If certain bacteria, fungi, or algae inch across something made of copper, they absorb copper atoms, which disrupt their metabolism (human cells are unaffected). The microbes choke and die after a few hours.

By Anonym 16 Sep

Sam Kean

In fact, his travelogues spend amazingly little time discussing his blindness. Only one passage stands out for its frank discussion of his handicap and how it changed his worldview. In it, Holman was reminiscing about a few rendezvous from his past. Disarmingly, he admitted that he had no idea what his paramours looked like, or even whether they were homely. Moreover, he didn't care: by abandoning the standards of the sighted world, he argues, he could tap into a more divine and more authentic beauty. Hearing a woman's voice and feeling her caresses -- and then filling in what was missing with his own fancy -- gave him more pleasure than the mere sight of a women ever had, he said, a pleasure beyond reality. "Are there any who imagine," Holman asked, "that my loss of eyesight must necessarily deny me the enjoyment of such contemplation? How much more do I pity the mental darkness which could give rise to such an error.

By Anonym 19 Sep

Sam Kean

Today alpha equals 1/137.0359 or so. Regardless, its value makes the periodic table possible. It allows atoms to exist and also allows them to react with sufficient vigor to form compounds, since electrons neither roam too freely from their nuclei nor cling too closely. This just-right balance has led many scientists to conclude that the universe couldn’t have hit upon its fine structure constant by accident.

By Anonym 14 Sep

Sam Kean

So if big enough droplets fell far enough fast enough, someone floating right near the metallic hydrogen layer inside Jupiter maybe, just maybe, could have looked up into its cream and orange sky and seen the most spectacular show ever--fireworks lighting up the Jovian night with a trillion streaks of brilliant crimson, what scientists call neon rain.

By Anonym 13 Sep

Sam Kean

If anything runs deeper than a mathematician’s love of variables, it’s a scientist’s love of constants.

By Anonym 15 Sep

Sam Kean

All we know for sure is that if some astronomer turned a telescope to a far-off star cluster tonight and found incontrovertible evidence of life, even microbial scavengers, it would be the most important discovery ever—proof that human beings are not so special after all. Except that we exist, too, and can understand and make such discoveries.

By Anonym 14 Sep

Sam Kean

Never underestimate spite as a motivator for genius.

By Anonym 13 Sep

Sam Kean

Iron is the final peal of a star’s natural life.

By Anonym 16 Sep

Sam Kean

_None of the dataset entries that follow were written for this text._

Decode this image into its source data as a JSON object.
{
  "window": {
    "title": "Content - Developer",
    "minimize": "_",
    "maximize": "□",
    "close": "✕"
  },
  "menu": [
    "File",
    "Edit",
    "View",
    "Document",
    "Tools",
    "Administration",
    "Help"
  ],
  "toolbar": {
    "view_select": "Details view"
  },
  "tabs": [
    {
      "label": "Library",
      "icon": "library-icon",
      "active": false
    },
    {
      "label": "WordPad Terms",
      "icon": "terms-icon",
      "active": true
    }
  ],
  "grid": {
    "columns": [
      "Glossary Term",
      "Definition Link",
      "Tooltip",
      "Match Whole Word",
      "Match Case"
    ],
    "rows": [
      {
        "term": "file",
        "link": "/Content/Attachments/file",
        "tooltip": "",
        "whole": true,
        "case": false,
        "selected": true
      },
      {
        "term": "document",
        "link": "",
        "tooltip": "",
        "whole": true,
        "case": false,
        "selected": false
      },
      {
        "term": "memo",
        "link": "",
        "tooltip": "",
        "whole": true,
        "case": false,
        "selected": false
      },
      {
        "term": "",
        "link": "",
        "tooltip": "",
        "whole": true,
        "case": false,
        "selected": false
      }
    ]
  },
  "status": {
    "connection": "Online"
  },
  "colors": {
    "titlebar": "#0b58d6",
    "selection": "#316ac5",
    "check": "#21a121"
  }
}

For his part, Mendeleev scanned Lecoq de Boisbaudran’s data on gallium and told the experimentalist, with no justification, that he must have measured something wrong, because the density and weight of gallium differed from Mendeleev’s predictions. This betrays a flabbergasting amount of gall, but as science philosopher-historian Eric Scerri put it, Mendeleev always “was willing to bend nature to fit his grand philosophical scheme.” The only difference between Mendeleev and crackpottery is that Mendeleev was right: Lecoq de Boisbaudran soon retracted his data and published results that corroborated Mendeleev’s predictions.

By Anonym 14 Sep

Sam Kean

Mendeleev, unlike the squeamish Meyer, had balls enough to predict that new elements would be dug up. Look harder, you chemists and geologists, he seemed to taunt, and you’ll find them.

By Anonym 13 Sep

Sam Kean

In these days before antiseptics, doctors themselves also suffered high mortality rates. Florence Nightingale, a nurse during the Crimean War (1853-1856), watched one particularly inept surgeon cut both himself and, somehow, a bystander while blundering about during an amputation. Both men contracted an infection and died, as did the patient. Nightingale commented that it was the only surgery she'd ever seen with 300 percent mortality.